[Dataset items]
────────────────────────────────────────
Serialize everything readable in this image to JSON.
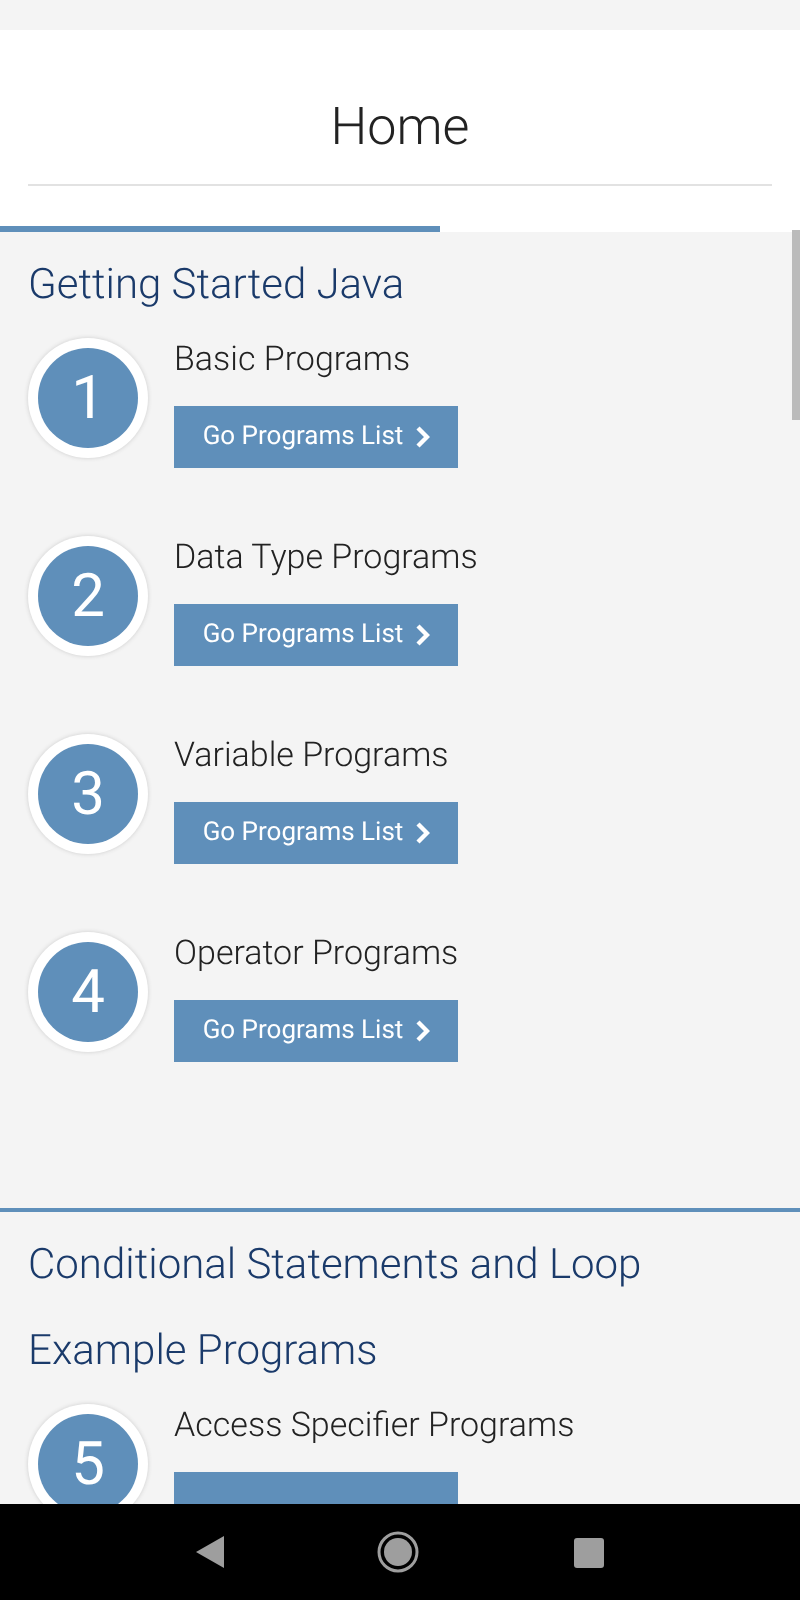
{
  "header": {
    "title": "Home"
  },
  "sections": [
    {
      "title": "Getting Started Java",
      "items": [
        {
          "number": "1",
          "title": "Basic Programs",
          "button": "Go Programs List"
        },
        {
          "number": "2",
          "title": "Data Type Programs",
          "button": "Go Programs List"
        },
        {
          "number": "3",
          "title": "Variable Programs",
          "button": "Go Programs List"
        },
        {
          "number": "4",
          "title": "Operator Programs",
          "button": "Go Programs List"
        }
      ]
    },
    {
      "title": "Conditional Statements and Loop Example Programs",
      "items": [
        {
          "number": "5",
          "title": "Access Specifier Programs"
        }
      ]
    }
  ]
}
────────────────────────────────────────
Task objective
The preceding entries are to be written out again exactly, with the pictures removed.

Written solution
Serialize everything readable in this image to JSON.
{
  "header": {
    "title": "Home"
  },
  "sections": [
    {
      "title": "Getting Started Java",
      "items": [
        {
          "number": "1",
          "title": "Basic Programs",
          "button": "Go Programs List"
        },
        {
          "number": "2",
          "title": "Data Type Programs",
          "button": "Go Programs List"
        },
        {
          "number": "3",
          "title": "Variable Programs",
          "button": "Go Programs List"
        },
        {
          "number": "4",
          "title": "Operator Programs",
          "button": "Go Programs List"
        }
      ]
    },
    {
      "title": "Conditional Statements and Loop Example Programs",
      "items": [
        {
          "number": "5",
          "title": "Access Specifier Programs"
        }
      ]
    }
  ]
}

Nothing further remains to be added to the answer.